A single figure is required: the number of lines in the listing below containing the word "from".

Start of Data extract

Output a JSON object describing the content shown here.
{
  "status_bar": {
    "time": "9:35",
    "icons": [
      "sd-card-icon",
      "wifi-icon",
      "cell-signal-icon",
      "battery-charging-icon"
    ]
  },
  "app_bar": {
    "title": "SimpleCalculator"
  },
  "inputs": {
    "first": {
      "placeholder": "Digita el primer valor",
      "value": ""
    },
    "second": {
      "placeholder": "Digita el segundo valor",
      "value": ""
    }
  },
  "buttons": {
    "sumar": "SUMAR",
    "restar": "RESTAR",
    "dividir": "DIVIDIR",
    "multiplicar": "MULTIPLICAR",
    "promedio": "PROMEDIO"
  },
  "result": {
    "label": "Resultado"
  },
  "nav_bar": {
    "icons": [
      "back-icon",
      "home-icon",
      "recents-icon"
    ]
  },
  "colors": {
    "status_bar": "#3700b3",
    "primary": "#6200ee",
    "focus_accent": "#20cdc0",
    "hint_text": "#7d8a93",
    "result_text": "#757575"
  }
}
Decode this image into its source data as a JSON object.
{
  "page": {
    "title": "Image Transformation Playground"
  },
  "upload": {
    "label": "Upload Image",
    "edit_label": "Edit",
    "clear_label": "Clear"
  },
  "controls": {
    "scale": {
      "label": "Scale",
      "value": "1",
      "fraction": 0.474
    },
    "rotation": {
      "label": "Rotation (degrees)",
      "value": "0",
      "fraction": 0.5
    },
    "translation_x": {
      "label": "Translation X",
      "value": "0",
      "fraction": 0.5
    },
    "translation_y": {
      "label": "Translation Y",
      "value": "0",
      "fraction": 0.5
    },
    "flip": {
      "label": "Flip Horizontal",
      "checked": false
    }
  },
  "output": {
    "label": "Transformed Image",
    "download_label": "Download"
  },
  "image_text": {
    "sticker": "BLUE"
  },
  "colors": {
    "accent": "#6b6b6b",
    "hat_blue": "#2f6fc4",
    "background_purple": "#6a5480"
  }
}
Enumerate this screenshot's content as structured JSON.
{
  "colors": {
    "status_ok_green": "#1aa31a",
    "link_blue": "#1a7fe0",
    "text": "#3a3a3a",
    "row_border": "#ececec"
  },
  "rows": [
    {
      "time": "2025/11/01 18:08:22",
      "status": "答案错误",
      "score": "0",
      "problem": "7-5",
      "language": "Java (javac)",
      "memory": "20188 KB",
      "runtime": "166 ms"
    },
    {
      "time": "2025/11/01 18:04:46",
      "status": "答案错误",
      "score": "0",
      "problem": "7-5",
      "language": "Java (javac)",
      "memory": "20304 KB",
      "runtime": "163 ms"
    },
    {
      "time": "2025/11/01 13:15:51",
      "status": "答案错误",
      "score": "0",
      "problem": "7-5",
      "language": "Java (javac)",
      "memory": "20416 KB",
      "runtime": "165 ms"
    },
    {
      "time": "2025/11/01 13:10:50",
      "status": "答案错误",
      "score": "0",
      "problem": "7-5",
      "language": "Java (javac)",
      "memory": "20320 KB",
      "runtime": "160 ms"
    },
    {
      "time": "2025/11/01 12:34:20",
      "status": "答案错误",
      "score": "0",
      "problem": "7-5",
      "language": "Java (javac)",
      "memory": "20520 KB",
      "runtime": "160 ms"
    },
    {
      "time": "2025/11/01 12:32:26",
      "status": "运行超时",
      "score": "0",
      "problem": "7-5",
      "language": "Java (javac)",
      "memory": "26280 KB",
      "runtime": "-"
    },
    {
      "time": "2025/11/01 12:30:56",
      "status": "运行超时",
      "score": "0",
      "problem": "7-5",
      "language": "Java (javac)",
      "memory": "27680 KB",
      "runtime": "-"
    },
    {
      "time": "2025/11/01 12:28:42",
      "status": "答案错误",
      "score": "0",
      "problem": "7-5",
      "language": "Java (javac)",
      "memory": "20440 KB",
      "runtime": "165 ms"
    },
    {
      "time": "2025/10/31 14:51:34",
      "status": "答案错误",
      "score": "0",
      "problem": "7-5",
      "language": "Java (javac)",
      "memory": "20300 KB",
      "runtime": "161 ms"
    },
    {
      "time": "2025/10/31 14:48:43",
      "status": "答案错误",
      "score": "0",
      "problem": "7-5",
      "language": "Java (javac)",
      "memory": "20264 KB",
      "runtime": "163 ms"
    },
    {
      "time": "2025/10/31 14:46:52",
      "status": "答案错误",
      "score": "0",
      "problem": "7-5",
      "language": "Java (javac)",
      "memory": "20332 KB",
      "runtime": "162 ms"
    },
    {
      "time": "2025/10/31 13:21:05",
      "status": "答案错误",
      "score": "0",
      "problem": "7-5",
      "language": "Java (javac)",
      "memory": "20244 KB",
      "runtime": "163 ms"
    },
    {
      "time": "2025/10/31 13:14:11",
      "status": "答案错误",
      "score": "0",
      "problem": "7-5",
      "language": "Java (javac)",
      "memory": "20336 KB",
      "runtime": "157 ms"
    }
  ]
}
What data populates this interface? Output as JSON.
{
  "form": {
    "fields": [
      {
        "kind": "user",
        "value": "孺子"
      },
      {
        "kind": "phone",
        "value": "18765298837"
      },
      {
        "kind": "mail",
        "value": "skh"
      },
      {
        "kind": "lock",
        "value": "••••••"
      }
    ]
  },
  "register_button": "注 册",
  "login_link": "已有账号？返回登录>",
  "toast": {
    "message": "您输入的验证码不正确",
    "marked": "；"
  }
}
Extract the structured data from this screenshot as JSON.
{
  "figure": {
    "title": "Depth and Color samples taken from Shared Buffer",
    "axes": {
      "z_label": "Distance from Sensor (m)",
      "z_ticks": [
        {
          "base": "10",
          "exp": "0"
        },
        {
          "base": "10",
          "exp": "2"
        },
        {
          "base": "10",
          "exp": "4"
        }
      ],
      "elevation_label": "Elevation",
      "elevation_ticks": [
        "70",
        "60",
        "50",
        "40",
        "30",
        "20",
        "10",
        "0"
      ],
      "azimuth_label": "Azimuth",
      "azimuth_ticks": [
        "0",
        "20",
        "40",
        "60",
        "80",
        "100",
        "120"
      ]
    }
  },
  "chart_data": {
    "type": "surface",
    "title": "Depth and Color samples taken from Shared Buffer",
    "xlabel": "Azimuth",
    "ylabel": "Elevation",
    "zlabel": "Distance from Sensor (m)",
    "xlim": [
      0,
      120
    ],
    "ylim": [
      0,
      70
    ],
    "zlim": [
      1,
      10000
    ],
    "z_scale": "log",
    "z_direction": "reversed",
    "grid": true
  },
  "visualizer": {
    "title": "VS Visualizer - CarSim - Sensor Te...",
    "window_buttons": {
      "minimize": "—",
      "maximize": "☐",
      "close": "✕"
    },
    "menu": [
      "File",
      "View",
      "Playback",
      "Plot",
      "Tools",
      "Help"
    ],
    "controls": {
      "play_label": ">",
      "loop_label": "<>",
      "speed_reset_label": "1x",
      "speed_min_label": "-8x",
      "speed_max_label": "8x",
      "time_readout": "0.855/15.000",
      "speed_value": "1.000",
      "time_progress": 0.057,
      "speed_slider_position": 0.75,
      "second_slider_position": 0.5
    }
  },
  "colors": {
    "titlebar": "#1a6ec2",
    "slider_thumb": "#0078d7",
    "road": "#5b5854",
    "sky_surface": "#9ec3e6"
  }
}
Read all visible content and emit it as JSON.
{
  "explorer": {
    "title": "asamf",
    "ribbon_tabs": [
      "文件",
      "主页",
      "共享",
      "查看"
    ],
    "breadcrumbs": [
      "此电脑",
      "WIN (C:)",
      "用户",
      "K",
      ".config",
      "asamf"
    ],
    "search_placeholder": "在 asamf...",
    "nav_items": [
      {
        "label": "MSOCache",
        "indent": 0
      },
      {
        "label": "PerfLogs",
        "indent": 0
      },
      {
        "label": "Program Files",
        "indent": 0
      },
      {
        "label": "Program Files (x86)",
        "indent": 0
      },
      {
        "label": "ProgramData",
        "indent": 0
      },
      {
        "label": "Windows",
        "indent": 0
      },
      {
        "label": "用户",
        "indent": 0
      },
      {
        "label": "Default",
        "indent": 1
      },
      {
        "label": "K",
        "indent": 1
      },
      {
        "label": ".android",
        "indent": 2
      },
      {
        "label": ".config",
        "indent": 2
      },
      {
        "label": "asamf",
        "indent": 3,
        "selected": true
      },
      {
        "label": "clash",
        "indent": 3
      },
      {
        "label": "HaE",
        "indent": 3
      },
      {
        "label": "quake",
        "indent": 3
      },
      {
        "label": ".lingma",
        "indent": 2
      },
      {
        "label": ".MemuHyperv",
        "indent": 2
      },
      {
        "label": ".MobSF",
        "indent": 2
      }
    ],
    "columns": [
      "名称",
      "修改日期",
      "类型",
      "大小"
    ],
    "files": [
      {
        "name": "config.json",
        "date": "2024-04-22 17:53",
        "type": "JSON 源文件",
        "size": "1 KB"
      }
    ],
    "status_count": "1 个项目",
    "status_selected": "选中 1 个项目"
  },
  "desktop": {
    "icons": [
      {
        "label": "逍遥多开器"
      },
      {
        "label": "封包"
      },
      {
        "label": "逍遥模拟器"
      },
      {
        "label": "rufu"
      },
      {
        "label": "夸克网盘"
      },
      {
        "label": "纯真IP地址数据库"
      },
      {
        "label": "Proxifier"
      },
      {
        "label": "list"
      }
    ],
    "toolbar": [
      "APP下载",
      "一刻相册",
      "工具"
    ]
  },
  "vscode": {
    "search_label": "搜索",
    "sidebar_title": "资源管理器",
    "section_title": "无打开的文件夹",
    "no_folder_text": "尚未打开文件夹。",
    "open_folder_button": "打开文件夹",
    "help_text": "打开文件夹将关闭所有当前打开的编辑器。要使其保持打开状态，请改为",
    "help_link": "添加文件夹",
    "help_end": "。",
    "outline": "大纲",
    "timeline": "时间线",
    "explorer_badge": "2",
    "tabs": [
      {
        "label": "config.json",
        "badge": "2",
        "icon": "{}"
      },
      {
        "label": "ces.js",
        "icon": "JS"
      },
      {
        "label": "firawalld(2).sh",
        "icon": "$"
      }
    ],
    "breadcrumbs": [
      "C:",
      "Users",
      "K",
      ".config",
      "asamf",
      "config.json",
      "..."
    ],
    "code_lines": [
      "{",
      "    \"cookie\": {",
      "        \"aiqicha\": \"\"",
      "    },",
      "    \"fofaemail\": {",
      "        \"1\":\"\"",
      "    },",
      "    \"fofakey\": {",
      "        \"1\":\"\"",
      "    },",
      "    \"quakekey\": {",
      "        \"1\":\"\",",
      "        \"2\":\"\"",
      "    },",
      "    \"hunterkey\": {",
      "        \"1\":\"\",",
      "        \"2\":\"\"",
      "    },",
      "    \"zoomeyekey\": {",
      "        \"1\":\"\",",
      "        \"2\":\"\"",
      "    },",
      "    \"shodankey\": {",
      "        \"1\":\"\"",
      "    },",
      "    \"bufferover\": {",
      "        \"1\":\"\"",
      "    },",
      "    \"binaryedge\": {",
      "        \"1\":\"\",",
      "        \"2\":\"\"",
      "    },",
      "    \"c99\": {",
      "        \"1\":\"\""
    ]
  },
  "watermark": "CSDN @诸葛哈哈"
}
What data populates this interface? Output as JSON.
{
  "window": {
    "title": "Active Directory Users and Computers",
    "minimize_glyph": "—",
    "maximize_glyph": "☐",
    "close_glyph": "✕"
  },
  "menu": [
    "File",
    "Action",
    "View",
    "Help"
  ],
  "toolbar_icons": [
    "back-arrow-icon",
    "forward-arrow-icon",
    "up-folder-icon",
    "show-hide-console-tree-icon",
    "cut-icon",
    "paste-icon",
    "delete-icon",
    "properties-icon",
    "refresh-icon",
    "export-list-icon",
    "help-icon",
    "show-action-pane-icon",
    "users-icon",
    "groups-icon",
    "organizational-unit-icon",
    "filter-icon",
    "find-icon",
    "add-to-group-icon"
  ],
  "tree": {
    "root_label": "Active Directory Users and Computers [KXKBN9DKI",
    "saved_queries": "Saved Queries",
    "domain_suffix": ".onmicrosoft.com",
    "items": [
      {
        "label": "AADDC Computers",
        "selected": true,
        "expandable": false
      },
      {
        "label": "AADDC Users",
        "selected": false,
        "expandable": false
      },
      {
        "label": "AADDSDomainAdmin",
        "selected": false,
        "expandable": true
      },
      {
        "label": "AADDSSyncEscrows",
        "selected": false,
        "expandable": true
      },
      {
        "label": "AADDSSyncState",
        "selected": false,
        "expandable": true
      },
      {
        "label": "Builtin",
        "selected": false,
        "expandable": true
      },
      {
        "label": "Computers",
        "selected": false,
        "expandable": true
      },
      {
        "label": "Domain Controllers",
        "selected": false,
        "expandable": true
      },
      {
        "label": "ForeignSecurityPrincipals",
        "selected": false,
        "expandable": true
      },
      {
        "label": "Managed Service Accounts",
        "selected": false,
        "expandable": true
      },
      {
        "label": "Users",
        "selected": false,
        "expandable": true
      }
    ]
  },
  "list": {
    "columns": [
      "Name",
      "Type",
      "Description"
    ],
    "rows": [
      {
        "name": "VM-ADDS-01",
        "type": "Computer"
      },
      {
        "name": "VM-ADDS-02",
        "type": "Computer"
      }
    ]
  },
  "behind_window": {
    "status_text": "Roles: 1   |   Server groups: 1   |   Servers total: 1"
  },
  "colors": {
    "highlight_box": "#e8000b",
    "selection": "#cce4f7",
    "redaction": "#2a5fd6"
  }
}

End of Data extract

Response box —
5